NCUA Securitization Rule Offers Opportunities
In June, the NCUA issued a proposed regulation that would authorize federal credit unions to securitize loans that they have originated and that meet certain requirements set forth in the rule. The proposed amendment would also apply its securitization requirements to federally insured, state-chartered credit unions that are permitted to securitize their assets by state law. The NCUA is currently seeking comments on the amendment, and a final rule is expected later this year.
We believe this is a terrific opportunity for credit unions going forward. Banks have been using securitizations for quite some time, and we expect credit unions to follow suit.
Simply put, a securitization is the isolation of identifiable cash flows and sale of the assets that generate those cash flows [such as loans to credit union members] from a sponsor/credit union to a bankruptcy-remote special purpose entity. The special purpose entity uses the cash flows generated by the transferred asset to collateralize and generate principal and interest payments on debt securities it issues to investors. The investors in these debt securities generally have limited recourse only to the securitized assets and the cash flows they generate.

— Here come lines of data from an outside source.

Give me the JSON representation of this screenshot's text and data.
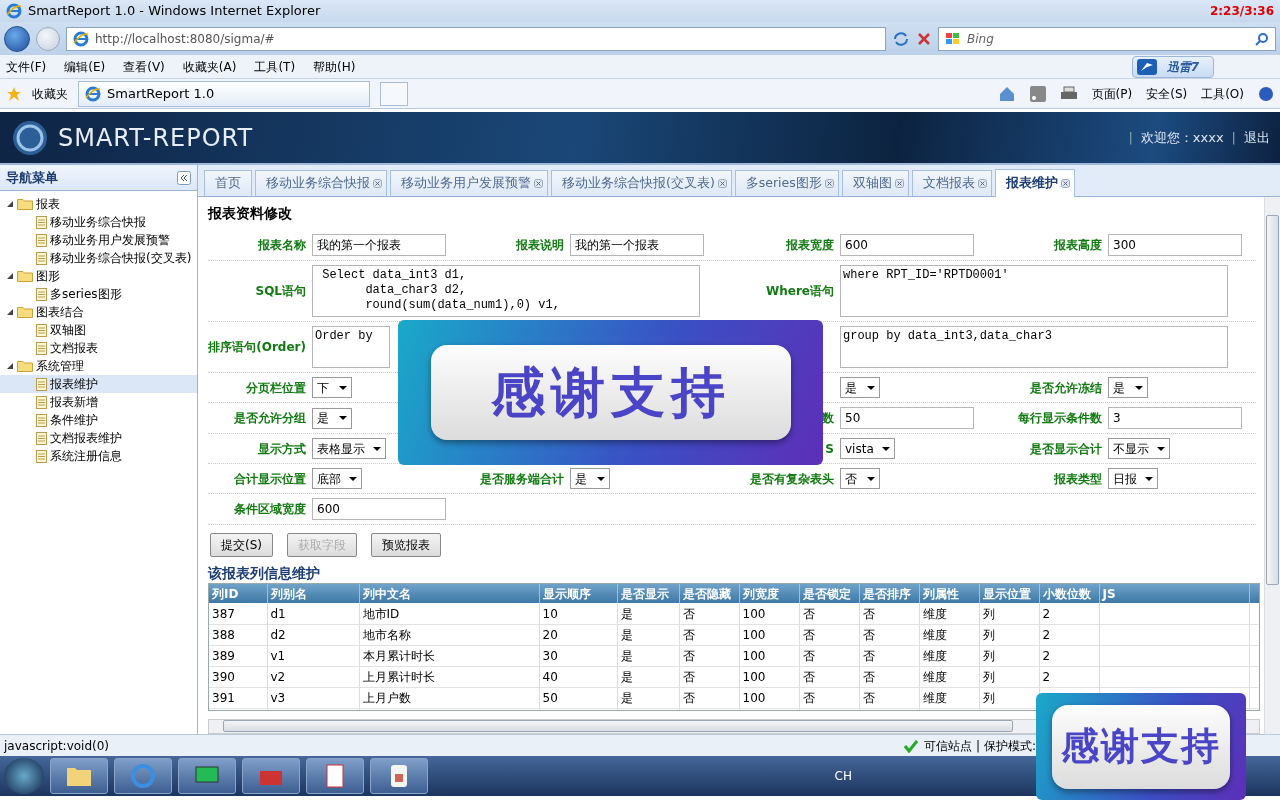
{
  "browser": {
    "title": "SmartReport 1.0 - Windows Internet Explorer",
    "timestamp": "2:23/3:36",
    "address": "http://localhost:8080/sigma/#",
    "search": {
      "placeholder": "Bing"
    },
    "menu": [
      "文件(F)",
      "编辑(E)",
      "查看(V)",
      "收藏夹(A)",
      "工具(T)",
      "帮助(H)"
    ],
    "favorites": "收藏夹",
    "tab": "SmartReport 1.0",
    "addon": "迅雷7",
    "commands": [
      "页面(P)",
      "安全(S)",
      "工具(O)"
    ]
  },
  "app": {
    "logo": "SMART-REPORT",
    "separators": [
      "|",
      "|"
    ],
    "welcome": "欢迎您：xxxx",
    "logout": "退出"
  },
  "sidebar": {
    "title": "导航菜单",
    "items": [
      {
        "label": "报表",
        "kind": "folder",
        "expanded": true,
        "selected": false,
        "children": [
          {
            "label": "移动业务综合快报",
            "kind": "doc",
            "selected": false
          },
          {
            "label": "移动业务用户发展预警",
            "kind": "doc",
            "selected": false
          },
          {
            "label": "移动业务综合快报(交叉表)",
            "kind": "doc",
            "selected": false
          }
        ]
      },
      {
        "label": "图形",
        "kind": "folder",
        "expanded": true,
        "selected": false,
        "children": [
          {
            "label": "多series图形",
            "kind": "doc",
            "selected": false
          }
        ]
      },
      {
        "label": "图表结合",
        "kind": "folder",
        "expanded": true,
        "selected": false,
        "children": [
          {
            "label": "双轴图",
            "kind": "doc",
            "selected": false
          },
          {
            "label": "文档报表",
            "kind": "doc",
            "selected": false
          }
        ]
      },
      {
        "label": "系统管理",
        "kind": "folder",
        "expanded": true,
        "selected": false,
        "children": [
          {
            "label": "报表维护",
            "kind": "doc",
            "selected": true
          },
          {
            "label": "报表新增",
            "kind": "doc",
            "selected": false
          },
          {
            "label": "条件维护",
            "kind": "doc",
            "selected": false
          },
          {
            "label": "文档报表维护",
            "kind": "doc",
            "selected": false
          },
          {
            "label": "系统注册信息",
            "kind": "doc",
            "selected": false
          }
        ]
      }
    ]
  },
  "tabs": [
    {
      "label": "首页",
      "closable": false,
      "selected": false
    },
    {
      "label": "移动业务综合快报",
      "closable": true,
      "selected": false
    },
    {
      "label": "移动业务用户发展预警",
      "closable": true,
      "selected": false
    },
    {
      "label": "移动业务综合快报(交叉表)",
      "closable": true,
      "selected": false
    },
    {
      "label": "多series图形",
      "closable": true,
      "selected": false
    },
    {
      "label": "双轴图",
      "closable": true,
      "selected": false
    },
    {
      "label": "文档报表",
      "closable": true,
      "selected": false
    },
    {
      "label": "报表维护",
      "closable": true,
      "selected": true
    }
  ],
  "form": {
    "title": "报表资料修改",
    "rows": [
      {
        "fields": [
          {
            "label": "报表名称",
            "kind": "text",
            "value": "我的第一个报表"
          },
          {
            "label": "报表说明",
            "kind": "text",
            "value": "我的第一个报表"
          },
          {
            "label": "报表宽度",
            "kind": "text",
            "value": "600"
          },
          {
            "label": "报表高度",
            "kind": "text",
            "value": "300"
          }
        ]
      },
      {
        "fields": [
          {
            "label": "SQL语句",
            "kind": "textarea",
            "value": " Select data_int3 d1,\n       data_char3 d2,\n       round(sum(data_num1),0) v1,"
          },
          {
            "label": "Where语句",
            "kind": "textarea",
            "value": "where RPT_ID='RPTD0001'"
          }
        ]
      },
      {
        "fields": [
          {
            "label": "排序语句(Order)",
            "kind": "textarea",
            "value": "Order by"
          },
          {
            "kind": "textarea",
            "value": "group by data_int3,data_char3"
          }
        ]
      },
      {
        "fields": [
          {
            "label": "分页栏位置",
            "kind": "select",
            "value": "下"
          },
          {
            "kind": "empty"
          },
          {
            "kind": "select",
            "value": "是"
          },
          {
            "label": "是否允许冻结",
            "kind": "select",
            "value": "是"
          }
        ]
      },
      {
        "fields": [
          {
            "label": "是否允许分组",
            "kind": "select",
            "value": "是"
          },
          {
            "kind": "empty"
          },
          {
            "label": "数",
            "kind": "text",
            "value": "50"
          },
          {
            "label": "每行显示条件数",
            "kind": "text",
            "value": "3"
          }
        ]
      },
      {
        "fields": [
          {
            "label": "显示方式",
            "kind": "select",
            "value": "表格显示"
          },
          {
            "kind": "empty"
          },
          {
            "label": "S",
            "kind": "select",
            "value": "vista"
          },
          {
            "label": "是否显示合计",
            "kind": "select",
            "value": "不显示"
          }
        ]
      },
      {
        "fields": [
          {
            "label": "合计显示位置",
            "kind": "select",
            "value": "底部"
          },
          {
            "label": "是否服务端合计",
            "kind": "select",
            "value": "是"
          },
          {
            "label": "是否有复杂表头",
            "kind": "select",
            "value": "否"
          },
          {
            "label": "报表类型",
            "kind": "select",
            "value": "日报"
          }
        ]
      },
      {
        "fields": [
          {
            "label": "条件区域宽度",
            "kind": "text",
            "value": "600"
          }
        ]
      }
    ],
    "buttons": [
      {
        "label": "提交(S)",
        "disabled": false
      },
      {
        "label": "获取字段",
        "disabled": true
      },
      {
        "label": "预览报表",
        "disabled": false
      }
    ]
  },
  "table": {
    "title": "该报表列信息维护",
    "columns": [
      "列ID",
      "列别名",
      "列中文名",
      "显示顺序",
      "是否显示",
      "是否隐藏",
      "列宽度",
      "是否锁定",
      "是否排序",
      "列属性",
      "显示位置",
      "小数位数",
      "JS"
    ],
    "rows": [
      [
        "387",
        "d1",
        "地市ID",
        "10",
        "是",
        "否",
        "100",
        "否",
        "否",
        "维度",
        "列",
        "2",
        null
      ],
      [
        "388",
        "d2",
        "地市名称",
        "20",
        "是",
        "否",
        "100",
        "否",
        "否",
        "维度",
        "列",
        "2",
        null
      ],
      [
        "389",
        "v1",
        "本月累计时长",
        "30",
        "是",
        "否",
        "100",
        "否",
        "否",
        "维度",
        "列",
        "2",
        null
      ],
      [
        "390",
        "v2",
        "上月累计时长",
        "40",
        "是",
        "否",
        "100",
        "否",
        "否",
        "维度",
        "列",
        "2",
        null
      ],
      [
        "391",
        "v3",
        "上月户数",
        "50",
        "是",
        "否",
        "100",
        "否",
        "否",
        "维度",
        "列",
        null,
        null
      ]
    ]
  },
  "status_bar": {
    "text": "javascript:void(0)",
    "zone": "可信站点 | 保护模式:"
  },
  "taskbar": {
    "language": "CH"
  },
  "overlays": [
    {
      "text": "感谢支持"
    },
    {
      "text": "感谢支持"
    }
  ]
}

Although federal credit unions have long been explicitly authorized to sell their loans, until now credit unions have not been explicitly authorized to securitize those loans. But in the proposed rule, the NCUA has made clear that it now views securitizations of loans originated by a sponsoring credit union to its members as an incidental power necessary to enable it to effectively carry on its business, and as such it is authorizing such activities under the Federal Credit Union Act.
Upon adoption of the proposed rule, securitizations will allow federal credit unions to make loans and then sell or transfer such loans to a special purpose entity; the funds generated from such sales can then be made available for more loans to members.
Additionally, securitizations may be used to reduce a credit union’s interest rate risk by converting its loans—fixed-rate assets—into cash. And the sale of these loans can accelerate the originating credit union’s receipt of cash from its assets as securitization permits the originating credit union to receive the discounted present value of the loans more immediately than waiting for those loans to mature.
The proposed rule limits federal credit unions to securitizing only those loans it has originated. To securitize assets, a sponsoring credit union must create an issuing entity, commonly known as a special purpose entity or special purpose vehicle, to purchase and hold the assets collateralizing the asset-backed security.
The special purpose entity created by the sponsoring credit union for securitizations must be “bankruptcy remote” from the credit union, meaning the special purpose entity’s assets are isolated from any creditors of the credit union should the credit union become insolvent. A special purpose CUSO might address this regulatory requirement.
The proposed rule establishes the following seven minimum requirements for securitizations:
i Compliance with all federal and state laws and regulations, including registration, disclosure, reporting, and other legal requirements.
ii Risk management. Credit unions must have in place independent risk management controls to ensure proper policies and operating procedures, including appropriate risk limits, are in place.
iii An annual audit of its financial statements performed in accordance with generally accepted auditing standards (GAAP) by an independent auditor.
iv The credit union’s board of directors must have a general understanding of the risks and benefits of its securitization activities.
v Senior management responsible for a credit union’s securitizations must possess sufficient expertise to oversee those activities, and select and oversee the various third parties engaged to support the securitization.
vi The credit union’s board must approve an asset securitization policy that includes or addresses, at a minimum, the following items:
- A statement of the business purpose for engaging in securitization activities, including scope and level of acceptable risk;
- Governance of securitization activities;
- Written and consistently applied accounting methodology;
- Regulatory reporting requirements;
- Valuation methods;
- Management reporting process; and
- Exposure limits and requirements for both aggregate and individual transaction monitoring.
vii Effective internal controls.
Undoubtedly, the benefits of securitizations for credit unions are many, but the transactions can be quite complex, and they invariably involve numerous parties and extensive legal documentation. But these transactions have been going on for years. I don’t think it will take long for credit unions to grow comfortable with them.